Last week I met with a Radiation Oncologist. I was still shaky from the chemo thunder from round five, but I listened politely while she described the pros and cons of having radiation therapy after chemotherapy. “I know it’s a lot of information to take in,” she said.
“No kidding,” I thought. She said it was entirely up to me whether or not I wanted the treatment. I was already dreading my last round of chemotherapy on October 7th. I wasn’t sure I was ready to think about more treatment options, different side effects, and the time commitment involved: 25 sessions, 5 days a week, Monday through Friday, starting four weeks after my last chemo. I’d been through so much already. What were the benefits of having radiation too?
The doctor explained that with all “women cancers” (breast, uterine, ovarian in particular), there is a risk of reoccurrence or metastatic cancer spreading to other organs. The chemotherapy wipes out the cancer cells throughout the body but there is always a chance of lingering microscopic cancer cells at the “place of origin”, in my case, the abdominal cavity. Targeted radiation on that area would be another preemptive strike to combat reoccurrence in that area. “Of course there are no guarantees,” she hastened to inform me. I’ve learned Doctors never 100% commit to saying we are “cured”. Still the odds of living five more years past a cancer diagnosis increases with each treatment. Another statistic they use in calculating survival rates is in five year increments.
“Oh, and we can only consider radiation if your CT scan tomorrow comes back clear. We are 99.9 % sure it will…” Those were the best numbers I had heard since starting this journey. “…but if it doesn’t, you’ve got way more troubles than radiation can help.”
The thought of more surgeries, and more chemo nearly overwhelmed me. I already knew I would do anything and everything possible to fight for as long as I was able, but I knew the struggle would take a heavy toll on me and my family. I prayed silently that God would spare me of that, but whispered, “Not my will, but Yours.”
When I got home from the doctor’s appointment, I asked my family and prayer warriors to pray the CT scan would be clear. I had all but decided to go ahead with the radiation treatments if the scan was clear. That way, I reasoned, I could say I had done everything humanly, medically possible to combat this second go round with cancer.
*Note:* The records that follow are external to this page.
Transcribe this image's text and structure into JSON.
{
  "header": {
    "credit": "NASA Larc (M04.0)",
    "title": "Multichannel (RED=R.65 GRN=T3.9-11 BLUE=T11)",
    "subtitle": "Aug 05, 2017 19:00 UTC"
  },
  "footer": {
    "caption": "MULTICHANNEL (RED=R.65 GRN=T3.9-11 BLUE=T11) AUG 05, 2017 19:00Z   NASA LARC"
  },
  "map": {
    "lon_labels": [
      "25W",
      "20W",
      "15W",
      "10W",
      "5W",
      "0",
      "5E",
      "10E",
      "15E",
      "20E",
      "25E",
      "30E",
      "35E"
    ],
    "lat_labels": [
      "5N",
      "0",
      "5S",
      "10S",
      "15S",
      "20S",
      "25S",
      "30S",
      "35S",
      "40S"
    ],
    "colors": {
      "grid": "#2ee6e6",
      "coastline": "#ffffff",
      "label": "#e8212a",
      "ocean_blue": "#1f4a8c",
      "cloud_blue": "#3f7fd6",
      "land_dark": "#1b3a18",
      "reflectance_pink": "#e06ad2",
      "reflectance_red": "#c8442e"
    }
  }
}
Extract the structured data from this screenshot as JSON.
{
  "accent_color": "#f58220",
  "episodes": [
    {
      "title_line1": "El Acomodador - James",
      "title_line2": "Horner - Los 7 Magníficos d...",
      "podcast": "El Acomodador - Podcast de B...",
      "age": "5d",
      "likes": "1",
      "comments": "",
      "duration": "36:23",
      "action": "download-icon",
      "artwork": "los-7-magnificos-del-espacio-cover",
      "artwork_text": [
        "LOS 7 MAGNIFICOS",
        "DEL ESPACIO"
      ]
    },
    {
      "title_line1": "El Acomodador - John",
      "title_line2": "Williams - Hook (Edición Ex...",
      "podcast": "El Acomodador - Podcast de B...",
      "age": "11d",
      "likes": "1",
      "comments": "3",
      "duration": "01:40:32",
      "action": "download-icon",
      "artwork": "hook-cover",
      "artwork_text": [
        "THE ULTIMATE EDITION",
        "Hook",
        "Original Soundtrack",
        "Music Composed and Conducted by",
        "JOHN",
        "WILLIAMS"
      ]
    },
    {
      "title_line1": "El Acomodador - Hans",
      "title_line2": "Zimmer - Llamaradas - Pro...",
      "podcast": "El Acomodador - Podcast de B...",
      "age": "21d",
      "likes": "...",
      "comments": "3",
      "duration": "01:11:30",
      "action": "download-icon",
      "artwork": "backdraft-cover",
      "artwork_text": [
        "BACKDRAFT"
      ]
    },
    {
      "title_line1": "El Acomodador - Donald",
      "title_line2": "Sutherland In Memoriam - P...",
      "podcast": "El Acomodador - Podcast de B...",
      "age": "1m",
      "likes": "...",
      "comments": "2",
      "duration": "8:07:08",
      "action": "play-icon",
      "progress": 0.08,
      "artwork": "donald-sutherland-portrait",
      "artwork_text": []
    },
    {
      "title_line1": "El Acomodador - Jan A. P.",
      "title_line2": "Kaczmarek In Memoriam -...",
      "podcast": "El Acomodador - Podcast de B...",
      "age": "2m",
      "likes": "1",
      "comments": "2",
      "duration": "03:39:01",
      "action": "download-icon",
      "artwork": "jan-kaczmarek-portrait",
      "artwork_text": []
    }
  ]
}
I was at peace with the decision.
CT scans are relatively easy diagnostic tests to undergo except if you have veins like mine that hide themselves, or “blow up” when IV’s are warranted. I told the technician he’d get a gold star if he didn’t have to poke me more than once with the needle. He smiled confidently, but minutes later looking dejected he said, “Guess you can keep the gold star.” I felt sorry for him. He called for backup and briefed the young nurse how he had to give up a gold star opportunity. She was unsympathetic. “I will find a vein!”
She did, first try.
I think I’ve shared before that waiting is not something I do well. All weekend it was on my mind. Would the scan come back clear or not? A friend sent me this video last week that I’ve looked at about a three or four dozen times since he posted it on my Facebook wall. The song is so poignant and has such an encouraging message. I am so aware and grateful for the countless many who are loving me through this journey with cancer, but none so faithfully as the Lord Himself!
The doctor called me today.
“The scan is clear.”
Rejoice with me today, gentle readers.
“O God, my heart is quiet and confident. No wonder I can sing your praises!” Psalm 57:7